Work out how many lines in the data include the string "title"; reply with that number alone.

##### Given information

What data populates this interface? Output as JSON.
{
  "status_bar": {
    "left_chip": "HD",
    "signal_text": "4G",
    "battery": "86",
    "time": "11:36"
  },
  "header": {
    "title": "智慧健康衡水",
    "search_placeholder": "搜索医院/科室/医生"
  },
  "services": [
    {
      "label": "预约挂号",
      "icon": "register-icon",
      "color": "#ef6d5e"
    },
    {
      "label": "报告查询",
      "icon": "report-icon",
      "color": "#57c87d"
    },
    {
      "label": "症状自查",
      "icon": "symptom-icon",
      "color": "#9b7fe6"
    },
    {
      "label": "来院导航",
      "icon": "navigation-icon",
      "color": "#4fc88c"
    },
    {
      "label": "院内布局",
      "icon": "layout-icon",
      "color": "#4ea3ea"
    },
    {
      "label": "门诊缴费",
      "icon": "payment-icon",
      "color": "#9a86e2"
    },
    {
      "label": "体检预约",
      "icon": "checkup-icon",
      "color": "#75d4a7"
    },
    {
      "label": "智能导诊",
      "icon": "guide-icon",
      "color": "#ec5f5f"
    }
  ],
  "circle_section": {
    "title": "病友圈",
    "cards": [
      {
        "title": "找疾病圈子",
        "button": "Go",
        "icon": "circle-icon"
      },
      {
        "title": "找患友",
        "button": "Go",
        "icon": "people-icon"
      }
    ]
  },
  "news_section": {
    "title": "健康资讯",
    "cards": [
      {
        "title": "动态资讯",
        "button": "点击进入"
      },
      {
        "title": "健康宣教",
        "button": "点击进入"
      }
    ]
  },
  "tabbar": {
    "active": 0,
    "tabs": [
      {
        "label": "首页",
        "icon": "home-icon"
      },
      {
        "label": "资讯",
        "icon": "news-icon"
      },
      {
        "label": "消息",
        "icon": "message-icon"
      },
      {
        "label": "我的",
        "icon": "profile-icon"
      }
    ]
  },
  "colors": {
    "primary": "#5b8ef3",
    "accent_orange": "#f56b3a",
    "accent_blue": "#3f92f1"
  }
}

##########

**Your response**
7